Next, a suitable stand of Spruce trees (Black Spruce, in this case) was located, and the topsoil scuffed up a bit revealing the long, thin roots that run parallel to the surface of the ground. In this particular operation I will not claim to be anything other than a novice, and educated myself prior by studying Judy Kavanagh's excellent tutorial. I will not attempt to rewrite something that she has done so well, but simply add my own notes and experiences in case someone might find them useful. In short time, several sufficiently long-ish roots were teased from the ground. I was quite unsure how this project would play out, and so erred on the side of gathering too few, rather than amassing an unwieldy cache that I was unable or unwilling to process completely.
I washed the dirt off my little bundle of roots and, following this separate account of the steps by which spruce roots are prepared for basket weaving by the Tlingit Indians, roasted the roots briefly over a small fire to char the root bark. The root bark is quite a bit thicker than I had thought, however, and as I commenced to pull the roots through a notched piece of wood to pull the bark off (pictured below), found that the surface of the root bark had been but lightly charred, and some effort was still required to strip off the rest, though I do think the heating loosened the bark a bit and made the stripping easier.
Because the root bark was thicker than I had anticipated, some of the roots that I had thought might be too thick were actually perfectly sized once stripped, and some of the roots that looked fine right out of the ground, ended up being too thin and flimsy to use after the bark was stripped (and several of those broke in the process of stripping). Below is the same bundle pictured previously after the root bark was stripped:
The neat part about processing spruce roots is that they are not used whole, but rather split in half, then in quarters, so that a four foot strip of root, after splitting, yields 16 feet of spruce fiber! The roots split fairly easily, though it does take some concentration and skill to keep the split right down the middle. In the photo below, I have split the root in half, and am in the process of splitting one half again into two quarter strips. I think an accomplished basket maker may split these quarters down even further, but that greatly surpasses my skills, and I was happy with my bundle of quartered spruce root strips!.

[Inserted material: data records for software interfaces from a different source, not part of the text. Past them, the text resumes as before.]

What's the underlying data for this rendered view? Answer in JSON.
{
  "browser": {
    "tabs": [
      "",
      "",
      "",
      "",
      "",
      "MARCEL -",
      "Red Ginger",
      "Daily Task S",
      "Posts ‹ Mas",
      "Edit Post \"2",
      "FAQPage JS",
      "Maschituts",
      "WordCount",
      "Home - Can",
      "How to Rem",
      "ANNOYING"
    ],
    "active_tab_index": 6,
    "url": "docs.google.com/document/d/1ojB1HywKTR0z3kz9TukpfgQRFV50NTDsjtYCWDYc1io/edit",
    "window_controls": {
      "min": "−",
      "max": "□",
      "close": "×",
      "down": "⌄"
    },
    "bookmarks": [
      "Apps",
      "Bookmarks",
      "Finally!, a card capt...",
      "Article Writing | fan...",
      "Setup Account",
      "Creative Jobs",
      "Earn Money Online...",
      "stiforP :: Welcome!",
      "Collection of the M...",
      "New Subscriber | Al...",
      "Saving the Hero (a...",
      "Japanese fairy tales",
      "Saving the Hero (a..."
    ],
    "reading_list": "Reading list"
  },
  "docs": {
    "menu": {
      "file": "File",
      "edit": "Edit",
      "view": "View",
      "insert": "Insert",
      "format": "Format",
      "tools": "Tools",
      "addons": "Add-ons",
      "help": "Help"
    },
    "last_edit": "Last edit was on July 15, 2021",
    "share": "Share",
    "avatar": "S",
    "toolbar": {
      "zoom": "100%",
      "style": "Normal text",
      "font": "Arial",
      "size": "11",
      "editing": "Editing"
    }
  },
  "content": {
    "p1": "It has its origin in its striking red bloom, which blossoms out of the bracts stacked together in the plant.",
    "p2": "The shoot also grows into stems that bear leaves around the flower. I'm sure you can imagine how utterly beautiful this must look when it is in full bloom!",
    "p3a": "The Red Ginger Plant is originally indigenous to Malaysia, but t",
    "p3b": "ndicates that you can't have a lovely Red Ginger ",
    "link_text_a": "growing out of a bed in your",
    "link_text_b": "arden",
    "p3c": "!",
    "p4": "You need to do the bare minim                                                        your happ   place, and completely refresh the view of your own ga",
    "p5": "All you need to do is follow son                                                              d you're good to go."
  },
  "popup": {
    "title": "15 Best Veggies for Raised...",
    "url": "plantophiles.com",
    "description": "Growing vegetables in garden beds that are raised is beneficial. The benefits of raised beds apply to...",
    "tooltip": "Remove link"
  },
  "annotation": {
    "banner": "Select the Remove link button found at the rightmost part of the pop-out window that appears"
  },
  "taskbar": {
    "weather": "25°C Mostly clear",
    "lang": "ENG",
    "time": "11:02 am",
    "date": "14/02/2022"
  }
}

My strips are a bit lumpy and uneven looking, and I cant imagine working them into a basket, but I do think they will make excellent binding material for birch bark containers! You will have noticed by clicking on Judy's link that her tutorial on spruce roots is part of a larger tutorial on building a birch bark canoe; spruce roots are the traditional material used to bind together canoes! I certainly didn't harvest enough of either material to build a canoe, nor would I be competent or patient enough to assemble such a fine vessel even if I had, but the tutorial is very interesting, and I may like to try to build a miniature birch bark canoe at some point. Want to see what I did with some of that birch bark? Have a look at my blog post on birch bark boxes!